In architecture, the term has considerable overlap with megalith, which is normally used for prehistory, and may be used in the contexts of rock-cut architecture that remains attached to solid rock, as in monolithic church, or for exceptionally large stones such as obelisks, statues, monolithic columns or large architraves, that may have been moved a considerable distance after quarrying. It may also be used of large glacial erratics moved by natural forces.

The word derives, via the Latin monolithus, from the Ancient Greek word μονόλιθος (monolithos), from μόνος ("one" or "single") and λίθος ("stone").

Geological monoliths[edit]

Large, well-known monoliths include:

Africa[edit]

Antarctica[edit]

Asia[edit]

Savandurga, India from the northern side
Sangla Hill, Pakistan

Australia[edit]

Europe[edit]

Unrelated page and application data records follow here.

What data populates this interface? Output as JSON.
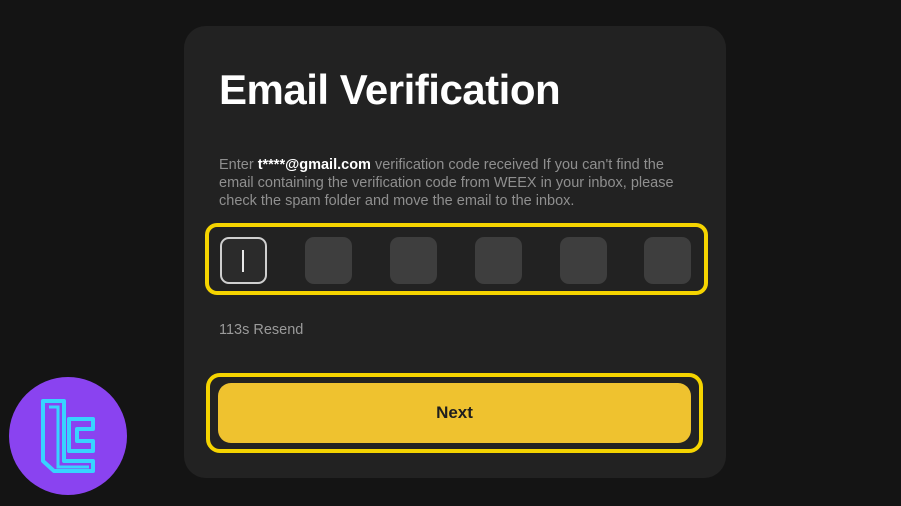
{
  "card": {
    "title": "Email Verification",
    "description": {
      "prefix": "Enter ",
      "email": "t****@gmail.com",
      "suffix": " verification code received If you can't find the email containing the verification code from WEEX in your inbox, please check the spam folder and move the email to the inbox."
    },
    "code_inputs": [
      "",
      "",
      "",
      "",
      "",
      ""
    ],
    "resend_text": "113s Resend",
    "next_label": "Next"
  },
  "logo": {
    "icon": "tc-brand-logo-icon"
  },
  "colors": {
    "background": "#141414",
    "card": "#222222",
    "highlight": "#f5d400",
    "button": "#efc22f",
    "logo": "#8a43f0"
  }
}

North America[edit]

United States[edit]

Beacon Rock, Washington viewed from the west
Stawamus Chief as seen from Valleycliffe neighborhood in Squamish, British Columbia

Canada[edit]

Mexico[edit]

South America[edit]

El Peñón, monolith in Colombia, located in Antioquia.

Extraterrestrial[edit]

Monumental monoliths[edit]

983 CE statue of Jain prophet Gomateswara in Shravanabelgola, the world's largest standing monolith image

A structure which has been excavated as a unit from a surrounding matrix or outcropping of rock.[5]

See also[edit]

Notes[edit]

  1. ^ López Domínguez, Leonor (May 2001). "Villa de Bernal and its Magic Mountain". México Desconocido #291. 
  2. ^ "Peña de Bernal - Bernal - Queretaro" (in spanish). Retrieved 25 November 2008. 
  3. ^ Cava Northrop, Laura; Dwight L. Curtis, Inc. Let'S Go, Natalie Sherman, Raul Carrillo (2007). Let's Go Mexico: On a Budget. Macmillan. p. 370. ISBN 978-0-312-37452-5. 
  4. ^ Escobar Ledesma, Agustín (1999). Recetario del semidesierto de Querétaro: Acoyos, rejalgares y tantarrias. Conaculta. p. 75. ISBN 978-970-18-3910-2. 
  5. ^ "Glossary". 

External links[edit]